Major Arab States Stay Out of US Coalition to Defend Red Sea Shipping
The US has announced a coalition of countries who have agreed to carry out patrols in the southern Red Sea to try protect commercial vessels against further attacks by Houthis who control most of the Yemeni coastline. Most Arab states however, have chosen to sit out of the coalition for now.
In a statement, US Secretary of Defence Lloyd Austin said: "The recent escalation in reckless Houthi attacks originating from Yemen threatens the free flow of commerce, endangers innocent mariners, and violates international law.
"Operation Prosperity Guardian is bringing together multiple countries to include the United Kingdom, Bahrain, Canada, France, Italy, Netherlands, Norway, Seychelles and Spain, to jointly address security challenges in the southern Red Sea and the Gulf of Aden".
Significantly, leading Arab countries like the UAE, Saudi Arabia and Egypt, however, are not present in this coalition which may weaken efforts.
Egypt's absence is can be explained by its proximity to ongoing Israel-Hamas war in Gaza and the US' support of the same. It is however interesting that as troubles continue along this major shipping lane the country stands to loose tens of millions of dollars a day in canal revenues.
UAE and Saudi Arabia may have opted out so far due to other considerations across the wider Saudi peninsula, particularly the ongoing political situation in Yemen itself.

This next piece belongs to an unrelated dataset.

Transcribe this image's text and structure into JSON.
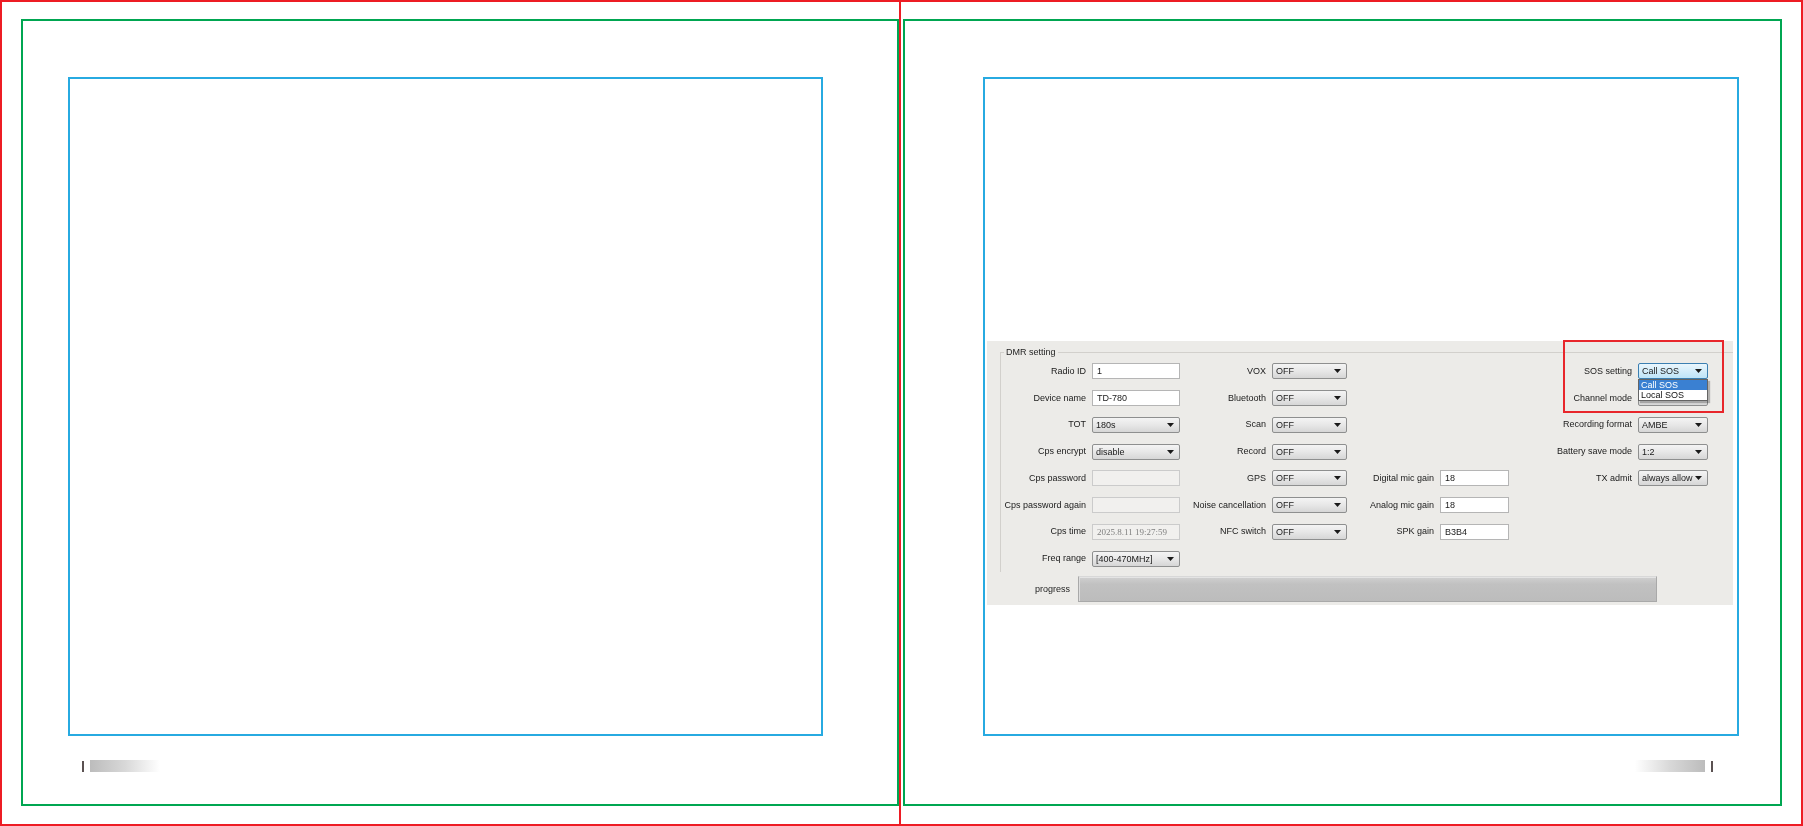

Operation Prosperity Guardian aims to ensure the safety of maritime traffic in the Red Sea, Bab al-Mandeb and Gulf of Aden. These areas are vital for the global economy, as they connect the Mediterranean Sea with the Indian Ocean and the Suez Canal with the Horn of Africa.